_ENTRIES SUPPLIED_
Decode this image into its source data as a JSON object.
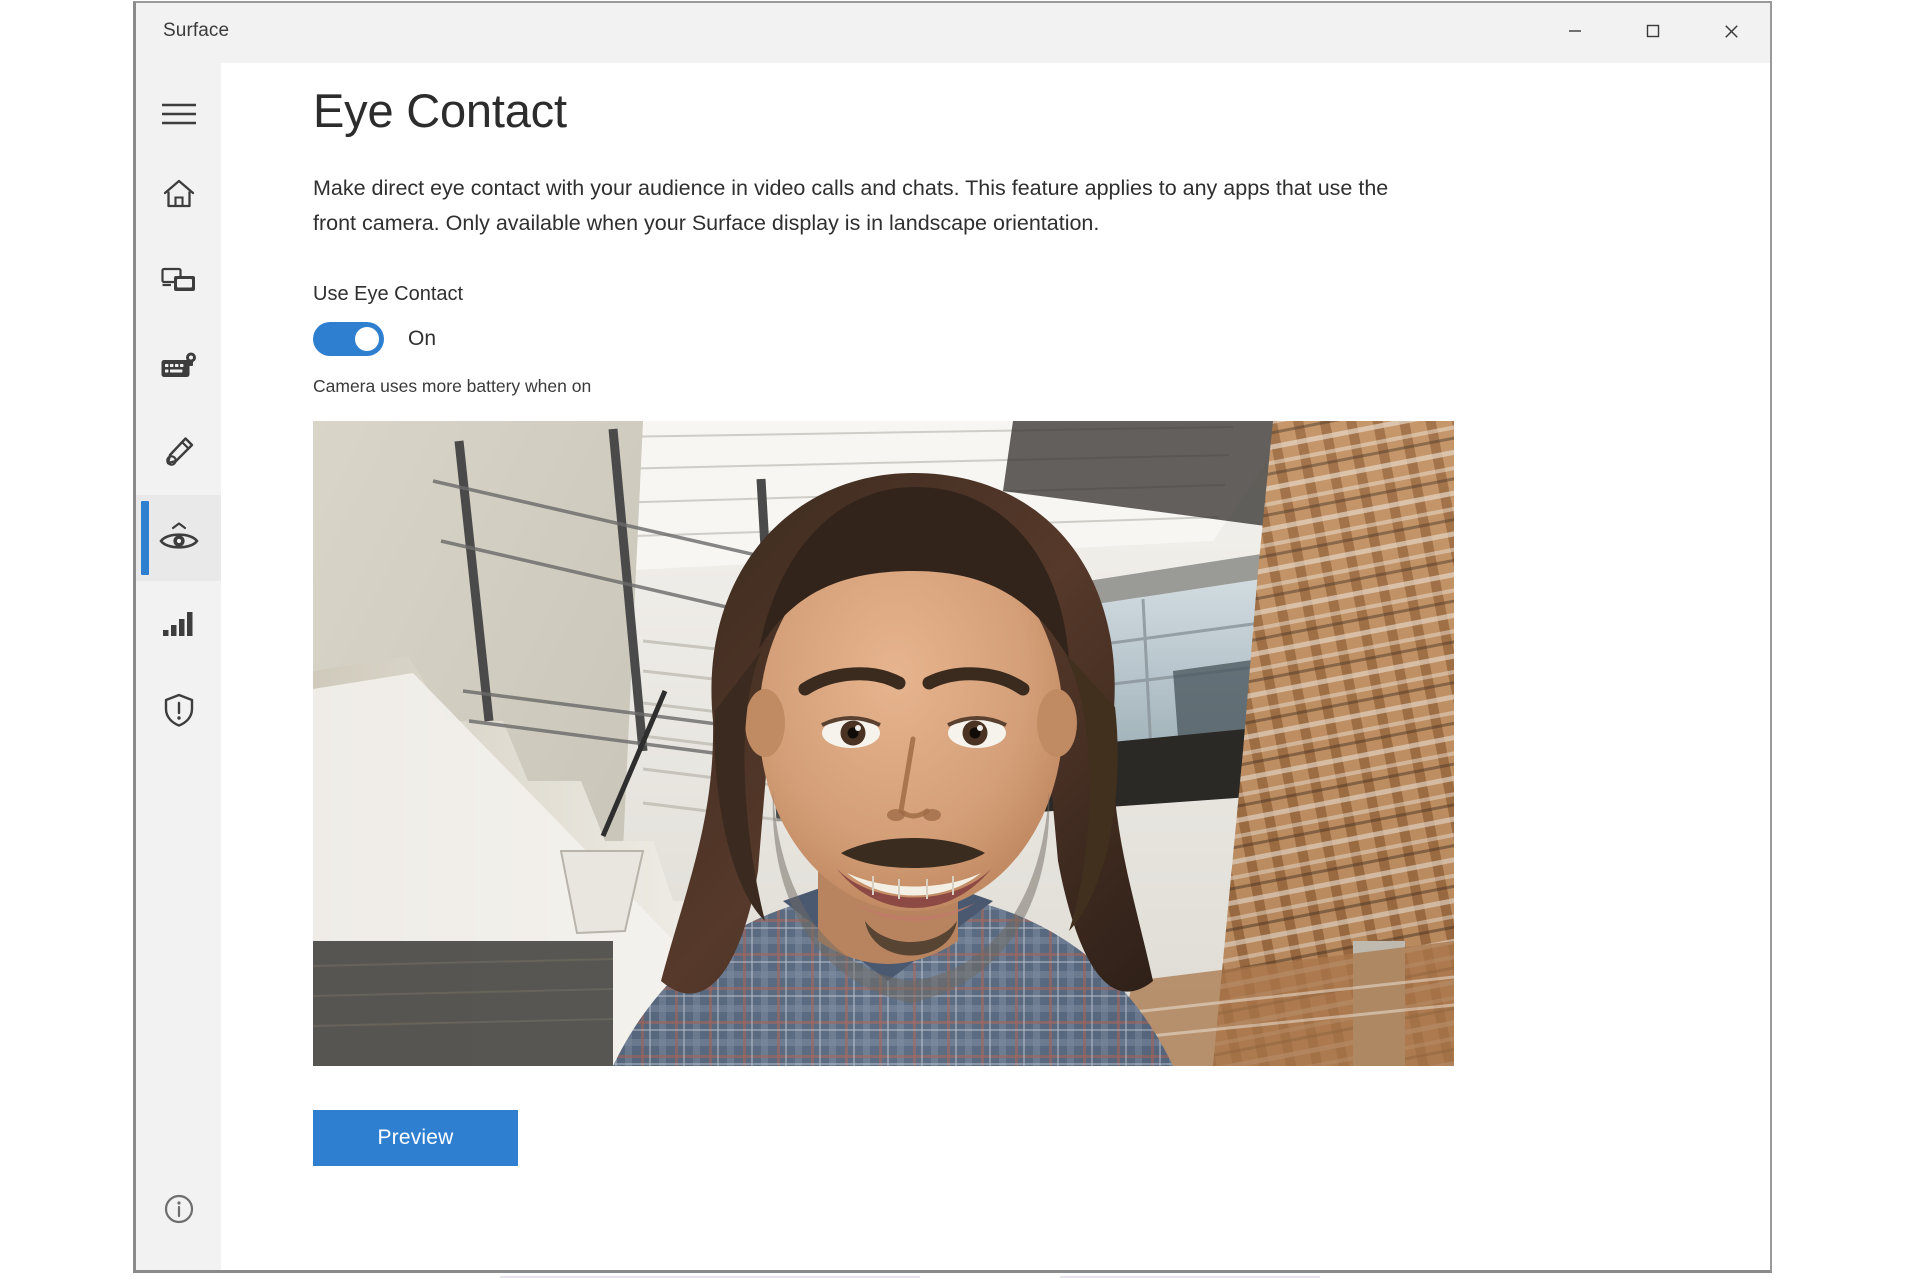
{
  "window": {
    "title": "Surface",
    "caption": {
      "minimize_label": "Minimize",
      "maximize_label": "Maximize",
      "close_label": "Close"
    }
  },
  "sidebar": {
    "items": [
      {
        "id": "menu",
        "icon": "hamburger-menu-icon",
        "label": "Menu",
        "selected": false
      },
      {
        "id": "home",
        "icon": "home-icon",
        "label": "Home",
        "selected": false
      },
      {
        "id": "devices",
        "icon": "devices-icon",
        "label": "Your Surface",
        "selected": false
      },
      {
        "id": "keyboard",
        "icon": "keyboard-pen-icon",
        "label": "Keyboard",
        "selected": false
      },
      {
        "id": "pen",
        "icon": "pen-icon",
        "label": "Pen",
        "selected": false
      },
      {
        "id": "eye",
        "icon": "eye-contact-icon",
        "label": "Eye Contact",
        "selected": true
      },
      {
        "id": "signal",
        "icon": "signal-bars-icon",
        "label": "Connections",
        "selected": false
      },
      {
        "id": "warranty",
        "icon": "shield-alert-icon",
        "label": "Warranty and service",
        "selected": false
      }
    ],
    "footer": {
      "id": "about",
      "icon": "info-circle-icon",
      "label": "About"
    }
  },
  "main": {
    "page_title": "Eye Contact",
    "description": "Make direct eye contact with your audience in video calls and chats. This feature applies to any apps that use the front camera. Only available when your Surface display is in landscape orientation.",
    "setting": {
      "label": "Use Eye Contact",
      "toggle_state": "On",
      "toggle_on": true,
      "hint": "Camera uses more battery when on"
    },
    "camera_preview": {
      "alt": "Live front camera preview showing a smiling man with long curly hair inside a modern building atrium with a staircase, glass windows and wooden slat ceiling"
    },
    "preview_button": "Preview"
  },
  "colors": {
    "accent": "#2f7fd1",
    "titlebar_bg": "#f2f2f2",
    "sidebar_bg": "#f2f2f2",
    "content_bg": "#ffffff",
    "text": "#2f2f2f",
    "close_hover": "#e81123"
  }
}
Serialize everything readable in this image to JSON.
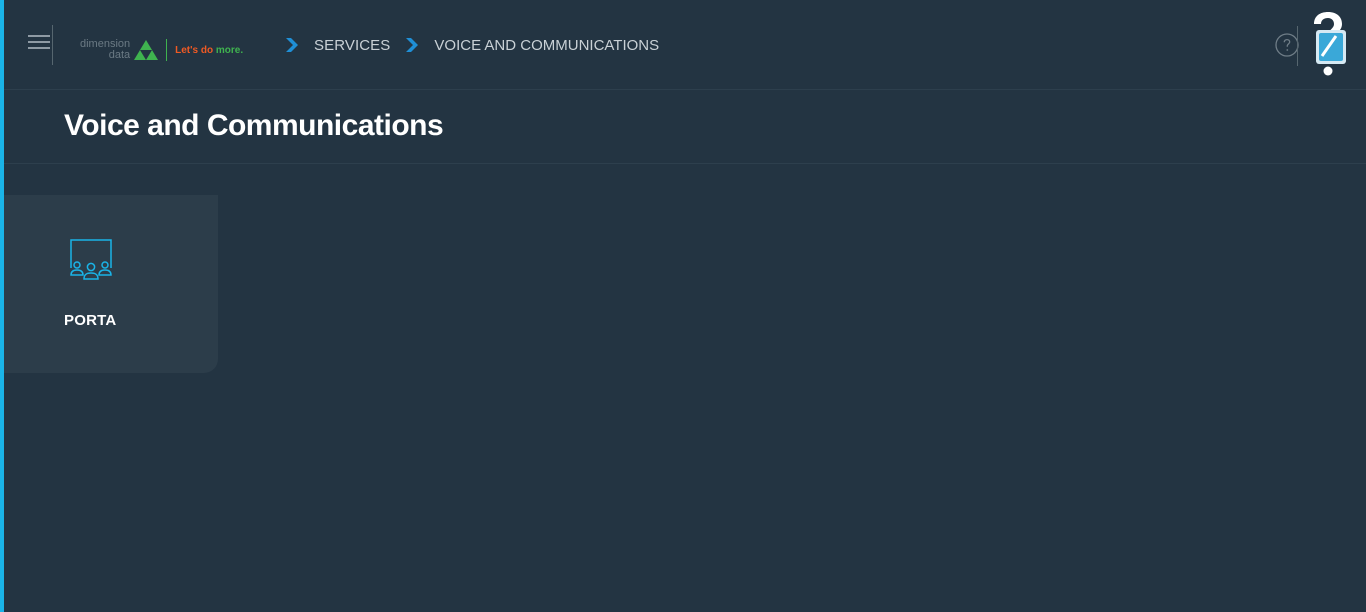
{
  "header": {
    "logo": {
      "line1": "dimension",
      "line2": "data",
      "tagline_a": "Let's do ",
      "tagline_b": "more."
    },
    "breadcrumb": {
      "items": [
        {
          "label": "SERVICES"
        },
        {
          "label": "VOICE AND COMMUNICATIONS"
        }
      ]
    }
  },
  "page": {
    "title": "Voice and Communications"
  },
  "tiles": [
    {
      "label": "PORTA",
      "icon": "presentation-audience-icon"
    }
  ],
  "colors": {
    "background": "#233442",
    "accent": "#1ab4e8",
    "tile": "#2c3d4a",
    "chevron": "#1f8fd6"
  }
}
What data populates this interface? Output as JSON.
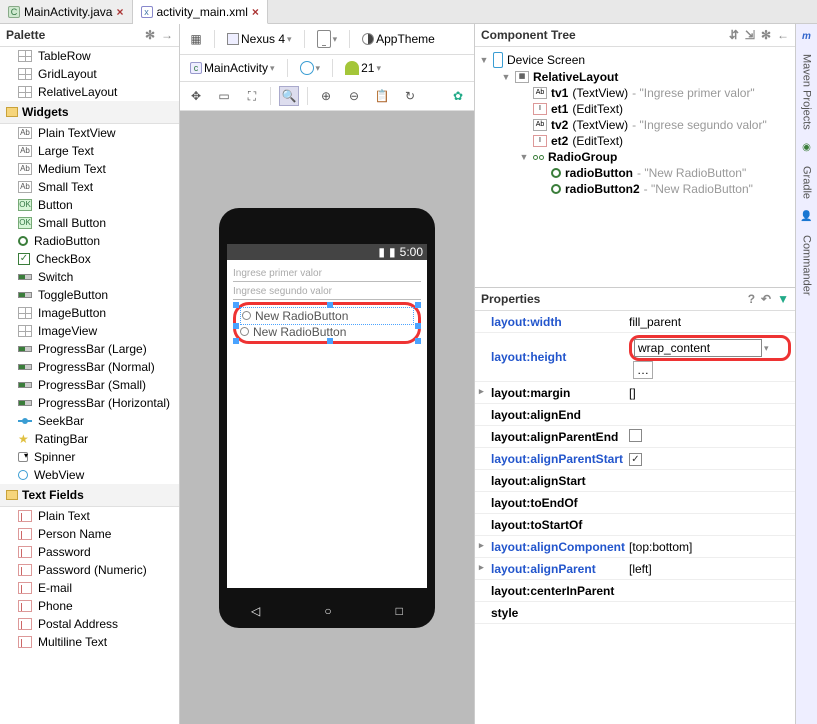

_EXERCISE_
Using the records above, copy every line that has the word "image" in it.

_RESULT_
Decode this image into its source data as a JSON object.
Serialize everything readable in this image to JSON.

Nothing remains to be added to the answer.